—  William Zinsser, Context: Make a habit of reading what is being written today and what has been written before. Writing is learned by imitation. Chapter 6, Words, p. 36.
William Zinsser30
writer, editor, journalist, literary critic, professor 1922 - 2015
Publicidade

Citações relacionadas

Desiderius Erasmus photo

„We must learn how to imitate Cicero from Cicero himself. Let us imitate him as he imitated others.“

—  Desiderius Erasmus Dutch Renaissance humanist, Catholic priest, and theologian 1466 - 1536
in The Erasmus Reader (1990), p. 130.

George Pólya photo

„The efficient use of plausible reasoning is a practical skill and it is learned... by imitation and practice.“
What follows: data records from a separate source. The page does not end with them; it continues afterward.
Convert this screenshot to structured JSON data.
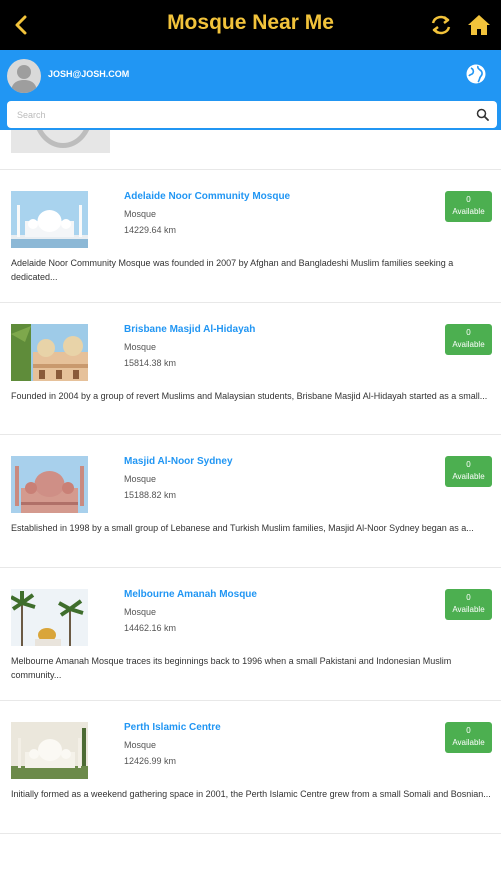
{
  "header": {
    "title": "Mosque Near Me"
  },
  "user": {
    "email": "JOSH@JOSH.COM"
  },
  "search": {
    "placeholder": "Search",
    "value": ""
  },
  "theme": {
    "accent": "#2196f3",
    "title_color": "#f2c33b",
    "badge_color": "#4caf50"
  },
  "icons": {
    "back": "back-arrow-icon",
    "refresh": "refresh-icon",
    "home": "home-icon",
    "globe": "globe-icon",
    "search": "search-icon"
  },
  "mosques": [
    {
      "name": "Adelaide Noor Community Mosque",
      "category": "Mosque",
      "distance": "14229.64 km",
      "count": "0",
      "status": "Available",
      "description": "Adelaide Noor Community Mosque was founded in 2007 by Afghan and Bangladeshi Muslim families seeking a dedicated..."
    },
    {
      "name": "Brisbane Masjid Al-Hidayah",
      "category": "Mosque",
      "distance": "15814.38 km",
      "count": "0",
      "status": "Available",
      "description": "Founded in 2004 by a group of revert Muslims and Malaysian students, Brisbane Masjid Al-Hidayah started as a small..."
    },
    {
      "name": "Masjid Al-Noor Sydney",
      "category": "Mosque",
      "distance": "15188.82 km",
      "count": "0",
      "status": "Available",
      "description": "Established in 1998 by a small group of Lebanese and Turkish Muslim families, Masjid Al-Noor Sydney began as a..."
    },
    {
      "name": "Melbourne Amanah Mosque",
      "category": "Mosque",
      "distance": "14462.16 km",
      "count": "0",
      "status": "Available",
      "description": "Melbourne Amanah Mosque traces its beginnings back to 1996 when a small Pakistani and Indonesian Muslim community..."
    },
    {
      "name": "Perth Islamic Centre",
      "category": "Mosque",
      "distance": "12426.99 km",
      "count": "0",
      "status": "Available",
      "description": "Initially formed as a weekend gathering space in 2001, the Perth Islamic Centre grew from a small Somali and Bosnian..."
    }
  ]
}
—  George Pólya Hungarian mathematician 1887 - 1985
Context: The efficient use of plausible reasoning is a practical skill and it is learned... by imitation and practice.... what I can offer are only examples for imitation and opportunity for practice.
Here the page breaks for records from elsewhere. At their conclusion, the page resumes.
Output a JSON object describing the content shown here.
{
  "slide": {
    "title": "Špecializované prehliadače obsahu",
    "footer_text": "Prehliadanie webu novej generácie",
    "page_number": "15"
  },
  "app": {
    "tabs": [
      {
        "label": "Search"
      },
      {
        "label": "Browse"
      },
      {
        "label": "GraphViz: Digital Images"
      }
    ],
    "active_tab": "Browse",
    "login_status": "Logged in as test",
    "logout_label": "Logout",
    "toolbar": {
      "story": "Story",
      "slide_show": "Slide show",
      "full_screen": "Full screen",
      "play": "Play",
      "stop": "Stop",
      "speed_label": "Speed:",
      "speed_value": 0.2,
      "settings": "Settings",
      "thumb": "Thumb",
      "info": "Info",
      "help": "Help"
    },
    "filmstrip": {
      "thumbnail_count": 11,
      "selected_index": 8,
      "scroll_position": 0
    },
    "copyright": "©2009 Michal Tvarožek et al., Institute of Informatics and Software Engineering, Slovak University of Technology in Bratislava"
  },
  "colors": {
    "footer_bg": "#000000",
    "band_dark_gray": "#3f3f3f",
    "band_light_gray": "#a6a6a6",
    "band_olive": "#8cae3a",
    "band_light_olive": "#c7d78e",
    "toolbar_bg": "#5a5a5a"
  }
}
Publicidade
George Bernard Shaw photo
John Milton photo

„The end of learning is to know God, and out of that knowledge to love Him and imitate Him.“

—  John Milton English epic poet 1608 - 1674
Quote reported in Josiah Hotchkiss Gilbert, Dictionary of Burning Words of Brilliant Writers (1895), p. 364

Gene Wolfe photo
Publicidade
Wilbur Wright photo

„The bird has learned this art of equilibrium, and learned it so thoroughly that its skill is not apparent to our sight. We only learn to appreciate it when we try to imitate it.“

—  Wilbur Wright American aviation pioneer 1867 - 1912
Context: The person who merely watches the flight of a bird gathers the impression that the bird has nothing to think of but the flapping of its wings. As a matter of fact this is a very small part of its mental labor. To even mention all the things the bird must constantly keep in mind in order to fly securely through the air would take a considerable part of the evening. If I take this piece of paper, and after placing it parallel with the ground, quickly let it fall, it will not settle steadily down as a staid, sensible piece of paper ought to do, but it insists on contravening every recognized rule of decorum, turning over and darting hither and thither in the most erratic manner, much after the style of an untrained horse. Yet this is the style of steed that men must learn to manage before flying can become an everyday sport. The bird has learned this art of equilibrium, and learned it so thoroughly that its skill is not apparent to our sight. We only learn to appreciate it when we try to imitate it. Speech to the Western Society of Engineers (18 September 1901); published in the Journal of the Western Society of Engineers (December 1901); republished with revisions by the author for the Annual Report of the Board of Regents of the Smithsonian Institution (1902) http://invention.psychology.msstate.edu/i/Wrights/library/Aeronautical.html

Akio Morita photo
Henry Miller photo
Publicidade
Josef Albers photo
Friedrich Nietzsche photo
Próximo